Theoretically, it is a good combination – Linkater is a gifted writer and director, and Dick’s source material, about a narcotics officer so deep undercover that his current assignment is to keep himself under surveillance in a slightly futuristic Orange County, has plenty of potential for an entertaining film. Unfortunately, the end product falls dramatically short of expectation, and is frankly a hot mess of police procedural, sci-fi dystopia, and the philosophic posturing of the stoner guys who lived in your dorm and never went to class.
In the beginning, Scanner sets up all the right elements that make Dick stories into trippy sci-fi
actioners that really work: A new drug, Substance D, is instantly addictive, inevitably leads to brain damage, and is flooding the market despite the best efforts of law enforcement. The future's policing methods are still reliant on undercover infiltration, but the cover is so deep, not even commanding officers know who their subordinates are; at headquarters, everyone answers to codenames and wears appearance-distorting garments.
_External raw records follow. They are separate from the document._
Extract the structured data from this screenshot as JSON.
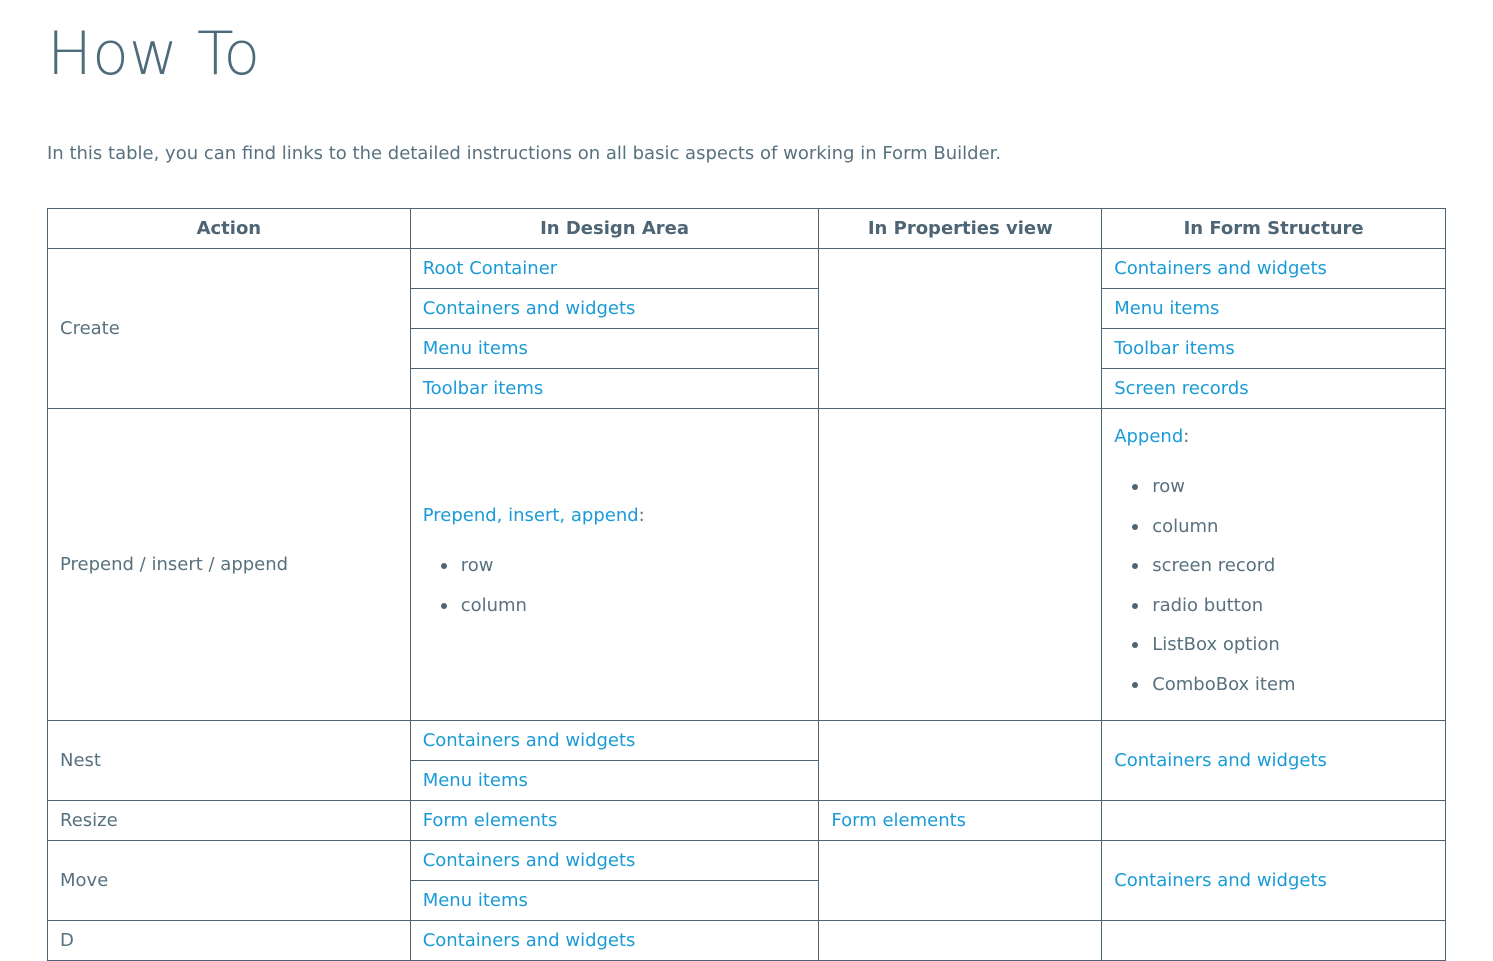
{
  "page": {
    "title": "How To",
    "intro": "In this table, you can find links to the detailed instructions on all basic aspects of working in Form Builder."
  },
  "table": {
    "headers": [
      "Action",
      "In Design Area",
      "In Properties view",
      "In Form Structure"
    ],
    "create": {
      "action": "Create",
      "design": [
        "Root Container",
        "Containers and widgets",
        "Menu items",
        "Toolbar items"
      ],
      "structure": [
        "Containers and widgets",
        "Menu items",
        "Toolbar items",
        "Screen records"
      ]
    },
    "prepend": {
      "action": "Prepend / insert / append",
      "design_link": "Prepend, insert, append",
      "design_items": [
        "row",
        "column"
      ],
      "structure_link": "Append",
      "structure_items": [
        "row",
        "column",
        "screen record",
        "radio button",
        "ListBox option",
        "ComboBox item"
      ],
      "colon": ":"
    },
    "nest": {
      "action": "Nest",
      "design": [
        "Containers and widgets",
        "Menu items"
      ],
      "structure": "Containers and widgets"
    },
    "resize": {
      "action": "Resize",
      "design": "Form elements",
      "properties": "Form elements"
    },
    "move": {
      "action": "Move",
      "design": [
        "Containers and widgets",
        "Menu items"
      ],
      "structure": "Containers and widgets"
    },
    "partial_row": {
      "action": "D",
      "design": "Containers and widgets"
    }
  },
  "colors": {
    "link": "#1a9bd7",
    "text": "#58717f",
    "heading": "#4d6b7a",
    "border": "#4d6574"
  }
}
That is how cop Fred (Keanu Reeves
) is also the Substance D addict and petty pusher Bob Arctor. He’s got a girl, Donna (Winona Ryder
), a cokehead who shuns human contact, and a couple of housemates, one who needs only be described as a beach bum-stoner “dude” type (Woody Harrelson
) and an unhinged, paranoid know-it-all (Robert Downey Jr.
, who is top notch and one of the film’s saving graces). And he’s also, as Fred, got himself under constant watch.
The problem is that, after all this complicated and rich setup, the movie just… stops. It’s rising action that rises, endlessly, to nowhere. It makes way instead for the pretensions and self-indulgent philosophical meanderings of a group of utterly fried and paranoid characters that are neither insightful nor interesting. And when the end comes and something literally must happen, it’s merely a series of twists and double crosses that seem unwarranted, given the lack of suspense up to that point.
It's too bad, too. Under the opening credits is a peppy little scene with a bit-part tweaker being pestered by an infestation of hallucinated (but resilient) aphids crawling all over him. The sequence is simultaneously fun and squicky, and it sets a great dystopic/upbeat tone that is tragically sporadic throughout the rest. But most importantly, it makes fabulous use of the animation, which is able to meld the realistic and recognizable with the fantastical in a way perfectly suited to the sun-drenched sci-fi the story calls for. And Linklater certainly has fun with the animation, using it to toy with reality and flit in and out of the increasingly conflicting halves of the protagonist’s brain. Even when the film falters, it has these flawlessly jumpy visuals that make it look like it is great.
Unfortunately, beyond the aesthetics and the premise, A Scanner Darkly just stagnates. It lingers for far too long in stretches of no action and self-involved philosophizing that makes all the nifty sci-fi set up moot, and all of the talent and potential that went into it got lost somewhere along the way.